A gallium 67 scan involves the injection of a radioactive material called gallium 67. In sarcoidosis, areas of the body which are inflamed will retain the gallium 67. These areas will then show up on the scan.
Many cases of sarcoidosis resolve without treatment. If treatment is needed, the most effective one for sarcoidosis is the administration of steroid medications. These medications work to decrease inflammation throughout the body. The long-term use of steroid medications has serious potential side-effects. Patients are only treated with steroids when the problems caused by sarcoidosis are particularly serious. Many cases of sarcoidosis resolve without treatment.

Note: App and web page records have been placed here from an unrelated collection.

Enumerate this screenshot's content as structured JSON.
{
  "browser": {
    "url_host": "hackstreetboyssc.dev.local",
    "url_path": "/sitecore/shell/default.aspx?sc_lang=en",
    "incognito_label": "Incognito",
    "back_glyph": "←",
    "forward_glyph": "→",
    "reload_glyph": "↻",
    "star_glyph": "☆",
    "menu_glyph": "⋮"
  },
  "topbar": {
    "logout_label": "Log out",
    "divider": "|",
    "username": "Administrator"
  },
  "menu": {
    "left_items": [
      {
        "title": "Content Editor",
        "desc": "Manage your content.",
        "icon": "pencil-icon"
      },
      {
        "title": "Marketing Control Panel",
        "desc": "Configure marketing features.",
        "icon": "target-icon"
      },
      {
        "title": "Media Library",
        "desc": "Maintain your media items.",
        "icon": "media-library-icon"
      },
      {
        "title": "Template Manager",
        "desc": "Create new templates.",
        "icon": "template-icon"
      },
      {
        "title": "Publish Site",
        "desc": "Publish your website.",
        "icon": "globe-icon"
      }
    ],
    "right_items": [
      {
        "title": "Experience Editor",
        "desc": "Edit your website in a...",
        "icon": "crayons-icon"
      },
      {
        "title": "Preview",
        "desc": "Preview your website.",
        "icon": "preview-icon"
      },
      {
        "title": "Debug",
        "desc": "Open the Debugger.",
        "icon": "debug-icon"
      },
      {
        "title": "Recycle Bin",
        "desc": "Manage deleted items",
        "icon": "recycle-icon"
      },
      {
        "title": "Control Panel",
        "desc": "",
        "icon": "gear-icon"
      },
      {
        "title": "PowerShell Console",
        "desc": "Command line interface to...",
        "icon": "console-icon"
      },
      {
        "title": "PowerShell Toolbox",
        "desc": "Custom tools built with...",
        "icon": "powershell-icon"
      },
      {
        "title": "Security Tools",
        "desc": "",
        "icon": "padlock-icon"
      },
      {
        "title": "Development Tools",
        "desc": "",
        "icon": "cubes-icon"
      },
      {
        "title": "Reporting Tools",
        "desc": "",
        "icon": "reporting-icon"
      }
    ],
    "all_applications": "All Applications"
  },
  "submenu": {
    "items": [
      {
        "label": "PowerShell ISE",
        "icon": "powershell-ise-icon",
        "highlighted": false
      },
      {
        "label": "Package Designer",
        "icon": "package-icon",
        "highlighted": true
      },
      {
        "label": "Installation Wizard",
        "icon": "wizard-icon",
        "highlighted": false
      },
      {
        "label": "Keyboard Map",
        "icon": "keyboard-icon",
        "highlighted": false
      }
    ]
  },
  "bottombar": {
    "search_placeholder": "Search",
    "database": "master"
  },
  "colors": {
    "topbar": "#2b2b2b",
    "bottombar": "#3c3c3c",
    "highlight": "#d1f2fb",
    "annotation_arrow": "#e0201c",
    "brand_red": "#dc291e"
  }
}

The prognosis for sarcoidosis is quite good. About 60-70% of the time, sarcoidosis cures itself within a year or two. In about 20-30% of patients, permanent damage occurs to the lungs. About 15-20% of all patients go on to develop a chronic, relapsing form of sarcoidosis. Death can be blamed on sarcoidosis in about 10% of all sarcoidosis cases.

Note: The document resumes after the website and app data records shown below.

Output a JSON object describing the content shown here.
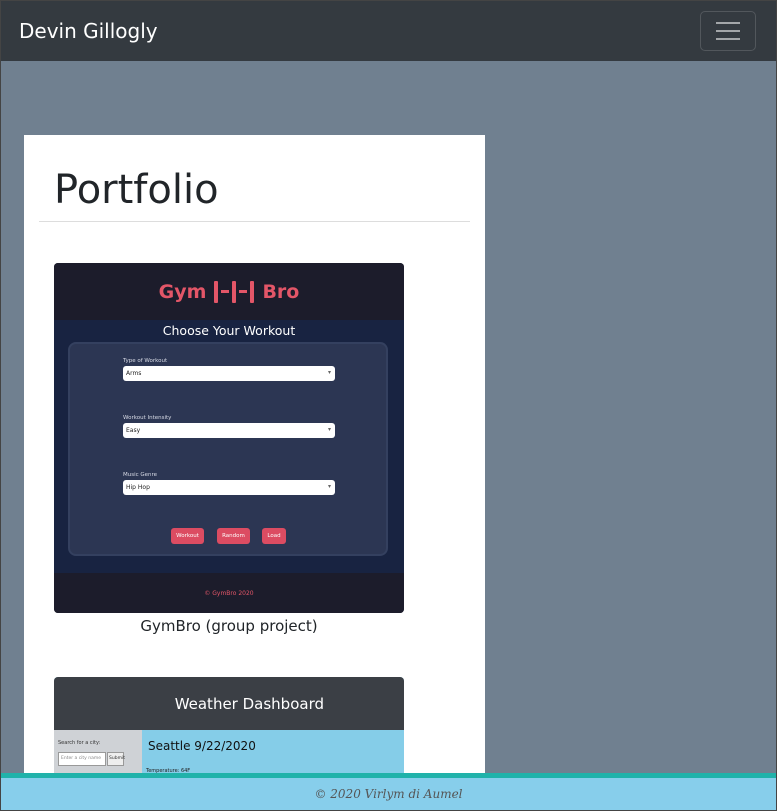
{
  "navbar": {
    "brand": "Devin Gillogly",
    "toggler_icon": "hamburger-menu-icon"
  },
  "main": {
    "title": "Portfolio",
    "projects": [
      {
        "caption": "GymBro (group project)",
        "thumb": {
          "logo_left": "Gym",
          "logo_right": "Bro",
          "subtitle": "Choose Your Workout",
          "fields": [
            {
              "label": "Type of Workout",
              "value": "Arms"
            },
            {
              "label": "Workout Intensity",
              "value": "Easy"
            },
            {
              "label": "Music Genre",
              "value": "Hip Hop"
            }
          ],
          "buttons": [
            "Workout",
            "Random",
            "Load"
          ],
          "footer": "© GymBro 2020"
        }
      },
      {
        "thumb": {
          "header": "Weather Dashboard",
          "search_label": "Search for a city:",
          "search_placeholder": "Enter a city name",
          "submit": "Submit",
          "city": "Seattle  9/22/2020",
          "temperature": "Temperature: 64F"
        }
      }
    ]
  },
  "footer": {
    "text": "© 2020 Virlym di Aumel"
  },
  "colors": {
    "navbar": "#343a40",
    "background": "#708090",
    "footer": "#87ceeb",
    "footer_border": "#20b2aa",
    "accent": "#e35668"
  }
}
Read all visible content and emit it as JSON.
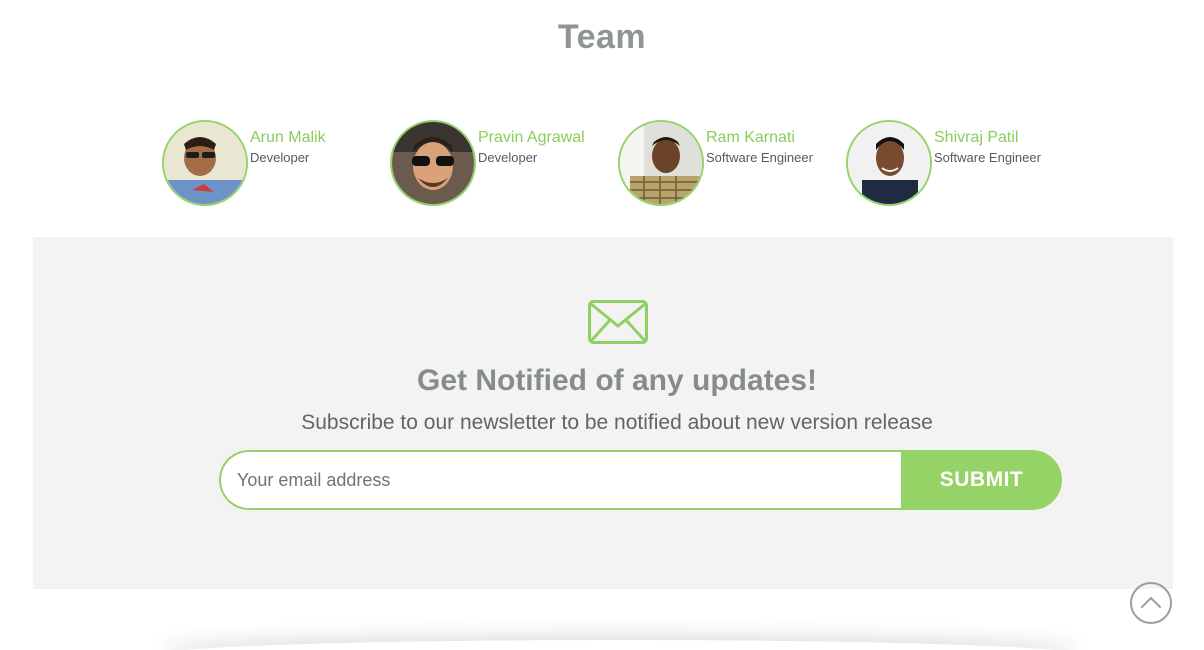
{
  "team": {
    "title": "Team",
    "members": [
      {
        "name": "Arun Malik",
        "role": "Developer"
      },
      {
        "name": "Pravin Agrawal",
        "role": "Developer"
      },
      {
        "name": "Ram Karnati",
        "role": "Software Engineer"
      },
      {
        "name": "Shivraj Patil",
        "role": "Software Engineer"
      }
    ]
  },
  "newsletter": {
    "icon": "envelope-icon",
    "title": "Get Notified of any updates!",
    "subtitle": "Subscribe to our newsletter to be notified about new version release",
    "email_placeholder": "Your email address",
    "submit_label": "SUBMIT"
  },
  "scroll_top": {
    "icon": "chevron-up-icon"
  },
  "colors": {
    "accent": "#96d366",
    "panel_bg": "#f2f3f2",
    "title_text": "#8f9496"
  }
}
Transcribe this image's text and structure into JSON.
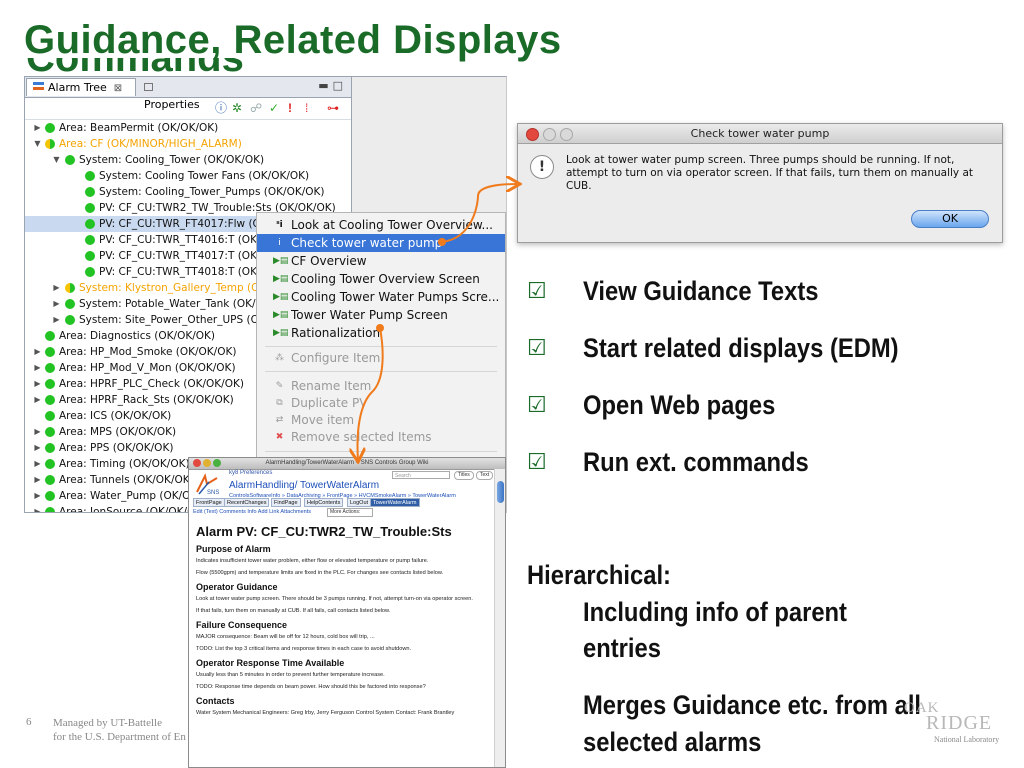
{
  "slide": {
    "title": "Guidance, Related Displays",
    "title_clipped": "Commands"
  },
  "alarm_tree": {
    "tab_alarm_tree": "Alarm Tree",
    "tab_properties": "Properties",
    "rows": [
      {
        "label": "Area: BeamPermit (OK/OK/OK)"
      },
      {
        "label": "Area: CF (OK/MINOR/HIGH_ALARM)"
      },
      {
        "label": "System: Cooling_Tower (OK/OK/OK)"
      },
      {
        "label": "System: Cooling Tower Fans (OK/OK/OK)"
      },
      {
        "label": "System: Cooling_Tower_Pumps (OK/OK/OK)"
      },
      {
        "label": "PV: CF_CU:TWR2_TW_Trouble:Sts (OK/OK/OK)"
      },
      {
        "label": "PV: CF_CU:TWR_FT4017:Flw (OK"
      },
      {
        "label": "PV: CF_CU:TWR_TT4016:T (OK/"
      },
      {
        "label": "PV: CF_CU:TWR_TT4017:T (OK/"
      },
      {
        "label": "PV: CF_CU:TWR_TT4018:T (OK/"
      },
      {
        "label": "System: Klystron_Gallery_Temp (OK/"
      },
      {
        "label": "System: Potable_Water_Tank (OK/OK"
      },
      {
        "label": "System: Site_Power_Other_UPS (OK/"
      },
      {
        "label": "Area: Diagnostics (OK/OK/OK)"
      },
      {
        "label": "Area: HP_Mod_Smoke (OK/OK/OK)"
      },
      {
        "label": "Area: HP_Mod_V_Mon (OK/OK/OK)"
      },
      {
        "label": "Area: HPRF_PLC_Check (OK/OK/OK)"
      },
      {
        "label": "Area: HPRF_Rack_Sts (OK/OK/OK)"
      },
      {
        "label": "Area: ICS (OK/OK/OK)"
      },
      {
        "label": "Area: MPS (OK/OK/OK)"
      },
      {
        "label": "Area: PPS (OK/OK/OK)"
      },
      {
        "label": "Area: Timing (OK/OK/OK)"
      },
      {
        "label": "Area: Tunnels (OK/OK/OK)"
      },
      {
        "label": "Area: Water_Pump (OK/OK"
      },
      {
        "label": "Area: IonSource (OK/OK/OI"
      }
    ]
  },
  "context_menu": {
    "items": [
      {
        "label": "Look at Cooling Tower Overview..."
      },
      {
        "label": "Check tower water pump"
      },
      {
        "label": "CF Overview"
      },
      {
        "label": "Cooling Tower Overview Screen"
      },
      {
        "label": "Cooling Tower Water Pumps Scre..."
      },
      {
        "label": "Tower Water Pump Screen"
      },
      {
        "label": "Rationalization"
      },
      {
        "label": "Configure Item"
      },
      {
        "label": "Rename Item"
      },
      {
        "label": "Duplicate PV"
      },
      {
        "label": "Move item"
      },
      {
        "label": "Remove selected Items"
      }
    ]
  },
  "dialog": {
    "title": "Check tower water pump",
    "message": "Look at tower water pump screen. Three pumps should be running.  If not, attempt to turn on via operator screen.  If that fails, turn them on manually at CUB.",
    "ok_label": "OK"
  },
  "wiki": {
    "window_title": "AlarmHandling/TowerWaterAlarm < SNS Controls Group Wiki",
    "preferences": "ky8 Preferences",
    "search_placeholder": "Search",
    "title_btn": "Titles",
    "text_btn": "Text",
    "page_title": "AlarmHandling/ TowerWaterAlarm",
    "breadcrumb": "ControlsSoftwareInfo » DataArchiving » FrontPage » HVCMSmokeAlarm » TowerWaterAlarm",
    "tabs": [
      "FrontPage",
      "RecentChanges",
      "FindPage",
      "HelpContents",
      "LogOut",
      "TowerWaterAlarm"
    ],
    "actions": "Edit (Text)  Comments  Info  Add Link  Attachments",
    "more_actions": "More Actions:",
    "h1": "Alarm PV: CF_CU:TWR2_TW_Trouble:Sts",
    "purpose_h": "Purpose of Alarm",
    "purpose_p1": "Indicates insufficient tower water problem, either flow or elevated temperature or pump failure.",
    "purpose_p2": "Flow (5500gpm) and temperature limits are fixed in the PLC. For changes see contacts listed below.",
    "guidance_h": "Operator Guidance",
    "guidance_p1": "Look at tower water pump screen. There should be 3 pumps running. If not, attempt turn-on via operator screen.",
    "guidance_p2": "If that fails, turn them on manually at CUB. If all fails, call contacts listed below.",
    "failure_h": "Failure Consequence",
    "failure_p1": "MAJOR consequence: Beam will be off for 12 hours, cold box will trip, ...",
    "failure_p2": "TODO: List the top 3 critical items and response times in each case to avoid shutdown.",
    "response_h": "Operator Response Time Available",
    "response_p1": "Usually less than 5 minutes in order to prevent further temperature increase.",
    "response_p2": "TODO: Response time depends on beam power. How should this be factored into response?",
    "contacts_h": "Contacts",
    "contacts_p": "Water System Mechanical Engineers: Greg Irby, Jerry Ferguson Control System Contact: Frank Brantley"
  },
  "bullets": [
    "View Guidance Texts",
    "Start related displays (EDM)",
    "Open Web pages",
    "Run ext. commands"
  ],
  "hierarchical": {
    "heading": "Hierarchical:",
    "line1": "Including info of parent",
    "line2": "entries",
    "line3": "Merges Guidance etc. from all",
    "line4": "selected alarms"
  },
  "footer": {
    "page_number": "6",
    "line1": "Managed by UT-Battelle",
    "line2": "for the U.S. Department of Energy"
  },
  "logo": {
    "oak": "OAK",
    "ridge": "RIDGE",
    "national_lab": "National Laboratory"
  },
  "colors": {
    "title_green": "#1a6b28",
    "ok_green": "#22c322",
    "alarm_orange": "#f4a300",
    "menu_highlight": "#3875d7",
    "arrow_orange": "#f07b1c"
  },
  "icons": {
    "checkbox": "checked-box-icon",
    "status": "status-dot-icon",
    "dialog": "exclamation-icon"
  }
}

Until researchers are able to pinpoint the cause of sarcoidosis, there will be no available recommendations for how to prevent it.
Crystal, Ronald G. "Sarcoidosis." In Harrison's Principles of Internal Medicine, ed. Anthony S. Fauci, et al. New York: McGraw-Hill, 1997.
Gottlieb, Jonathan E., et al. "Outcome in Sarcoidosis: the Relationship of Relapse to Corticosteroid Therapy." Chest 111, no. 3 (Mar. 1997): 623+.
Newman, Lee S., et al. "Sarcoidosis." The New England Journal of Medicine 336, no. 17 (24 Apr. 1997): 1224+.
Zitkus, Bruce S. "Sarcoidosis: Varied Symptoms Often Impede Diagnosis of this Multisystem Disorder." American Journal of Nursing 97, no. 10 (Oct. 1997): 40+.
Rosalyn Carson-DeWitt, MD
Granuloma—Masses made up of a variety of immune cells, as well as fibroblasts (cells which make up connective tissue).
Immune system—The system of specialized organs, lymph nodes, and blood cells throughout the body which work together to prevent foreign invaders (bacteria, viruses, fungi, etc.) from taking hold and growing.